*** Block opens ***

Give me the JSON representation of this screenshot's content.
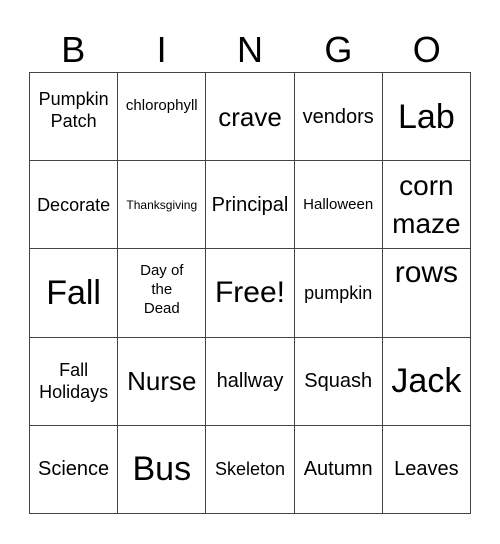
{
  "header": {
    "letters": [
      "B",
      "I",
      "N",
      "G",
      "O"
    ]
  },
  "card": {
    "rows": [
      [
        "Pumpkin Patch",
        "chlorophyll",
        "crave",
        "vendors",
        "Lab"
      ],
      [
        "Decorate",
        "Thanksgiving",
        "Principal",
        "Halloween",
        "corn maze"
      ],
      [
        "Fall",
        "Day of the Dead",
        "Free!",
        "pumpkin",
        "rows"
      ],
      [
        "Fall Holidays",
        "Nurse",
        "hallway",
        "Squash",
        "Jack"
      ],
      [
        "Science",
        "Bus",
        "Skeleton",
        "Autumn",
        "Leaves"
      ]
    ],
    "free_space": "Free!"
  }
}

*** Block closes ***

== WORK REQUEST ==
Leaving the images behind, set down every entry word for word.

== REPLY ==
Give me the JSON representation of this screenshot's content.
{
  "header": {
    "letters": [
      "B",
      "I",
      "N",
      "G",
      "O"
    ]
  },
  "card": {
    "rows": [
      [
        "Pumpkin Patch",
        "chlorophyll",
        "crave",
        "vendors",
        "Lab"
      ],
      [
        "Decorate",
        "Thanksgiving",
        "Principal",
        "Halloween",
        "corn maze"
      ],
      [
        "Fall",
        "Day of the Dead",
        "Free!",
        "pumpkin",
        "rows"
      ],
      [
        "Fall Holidays",
        "Nurse",
        "hallway",
        "Squash",
        "Jack"
      ],
      [
        "Science",
        "Bus",
        "Skeleton",
        "Autumn",
        "Leaves"
      ]
    ],
    "free_space": "Free!"
  }
}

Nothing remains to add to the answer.